So if you actually read all the lyrics and notes for The Protomen's rock opera, and then think about them, it turns out that it's an Objectivist tragedy.
There are exactly 5 individuals who amount to anything: Dr. Wily, Dr. Light, Joe, Protoman, Megaman. Dr. Wily represents the evil of the state, which manipulates first Dr. Light and then the world through altruism. Because he is not himself infected with altruism, Wily gets to win all the time despite ripping off Dr. Light's work and using violence to coerce others: Light allows this because he has allowed himself to be blinded by altruism.
Dr. Light represents the folly of an otherwise productive individual trying to help others rather than himself: Every time he tries to do anything for others, the whole world gets fucked.
Joe comes off better than anyone because he comes closest to the Randian hero archetype: When he realizes what Wily's robot communist "Utopia" is, his instinct is to get himself out and leave the sheeple to rot. At the moment of his escape, he is intercepted by the two great evils of Objectivism: state violence in the form of Wily's assassin, and altruism in the form of Dr. Light. The former fails to stop Joe, the latter succeeds - and we are also reminded that Wily's assassin is Light's Monster.
Protoman & Megaman are both born into Light's altruism, but in the course of their struggle they recognize the sheeple for the unworthy parasites they are and fall into despair, having been denied an opportunity to live for themselves. "The Stand" is the Big Objectivist Speech of the opera.
I didn't care for it myself but, like Ayn Rand's own works, they're still pretty popular.
If these people
Tell this story
To their children
As they sleep,
Maybe one day
They will learn a hero
Is just a man
Who knows he is free.
Oh goddamn it.
I mean to be honest I always kinda thought thematically the entire proceedings of The Stand were really weak and came out of nowhere. The whole concept of the city's populous not willing to stand on its own feet or hold its own rebellion could have made for a great story if it was even hinted at or mentioned earlier, but instead it's just brought in on the final track. As it is, Megs vs Protoman was just a final fight that ended in tragedy and a disgusted Mega Man left them.

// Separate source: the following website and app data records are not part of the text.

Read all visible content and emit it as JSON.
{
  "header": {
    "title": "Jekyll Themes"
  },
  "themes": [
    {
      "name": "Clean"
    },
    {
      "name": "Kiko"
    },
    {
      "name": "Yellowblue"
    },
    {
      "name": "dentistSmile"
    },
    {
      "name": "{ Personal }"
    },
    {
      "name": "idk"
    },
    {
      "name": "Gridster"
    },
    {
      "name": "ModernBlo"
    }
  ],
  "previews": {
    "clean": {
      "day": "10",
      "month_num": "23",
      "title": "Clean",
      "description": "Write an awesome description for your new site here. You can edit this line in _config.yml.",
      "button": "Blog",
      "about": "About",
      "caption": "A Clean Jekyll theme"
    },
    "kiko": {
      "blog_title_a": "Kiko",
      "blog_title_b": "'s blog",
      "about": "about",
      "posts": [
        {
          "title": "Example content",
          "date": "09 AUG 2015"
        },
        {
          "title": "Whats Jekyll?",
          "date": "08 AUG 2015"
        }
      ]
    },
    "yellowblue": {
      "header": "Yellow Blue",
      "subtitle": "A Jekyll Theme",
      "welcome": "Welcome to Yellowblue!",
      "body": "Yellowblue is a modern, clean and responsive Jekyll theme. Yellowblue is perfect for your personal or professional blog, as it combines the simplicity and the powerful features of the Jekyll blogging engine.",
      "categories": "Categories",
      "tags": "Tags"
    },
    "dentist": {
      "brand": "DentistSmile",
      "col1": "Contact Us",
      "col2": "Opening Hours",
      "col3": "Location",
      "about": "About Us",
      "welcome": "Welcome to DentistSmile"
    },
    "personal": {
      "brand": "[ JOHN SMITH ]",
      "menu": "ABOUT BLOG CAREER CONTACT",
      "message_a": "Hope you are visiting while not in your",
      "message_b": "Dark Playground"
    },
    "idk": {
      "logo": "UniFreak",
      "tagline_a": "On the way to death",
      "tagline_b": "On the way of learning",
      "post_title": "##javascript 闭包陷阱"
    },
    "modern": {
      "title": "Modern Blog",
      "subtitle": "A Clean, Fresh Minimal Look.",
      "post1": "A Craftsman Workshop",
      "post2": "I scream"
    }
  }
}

I suppose the main reason I can give it the benefit of the doubt and enjoy the music is for what Magus more or less said -
the Protomen ask us to sympathize with this True Altruist, Light, making him the protagonist and tragic hero, something Rand certainly never did and would never do. So to say that the Protomen are Objectivist is wrong, the plot just involves Objectivism and causes us to think about it
- because even though the Rand overtones are there too much seems like it's made to be the bad guy. Their entire 'schtick' after all, is that The Protomen themselves are rallying against Dr. Wily's evil, 'building an army', etc., even when conducting interviews or performing. Maybe I haven't seen the right ones but no interview ever really seems like The Protomen are pushing that kind of an agenda, even though the story may or may not.
I remember the last time Objectivism was used in a story and showed how beautifully it really doesn't work, because it was called Bioshock and it fucking ruled. The fact that the story is not finished feels like it's freezing it at this moment in time, after Act I. We, as the readers/listeners, are perpetually frozen in this moment when the city is at its darkest, and this story is made to be a tragedy.
So yeah, Objectivism is definitely there, but I'm just hoping it's either a bad circumstance (Dr. Light is, after all, the hero, even though life continues to shit on him, and I'm thinking that it might just be because this story is meant purely to be a tragedy) or that objectivism is one of many bad guys.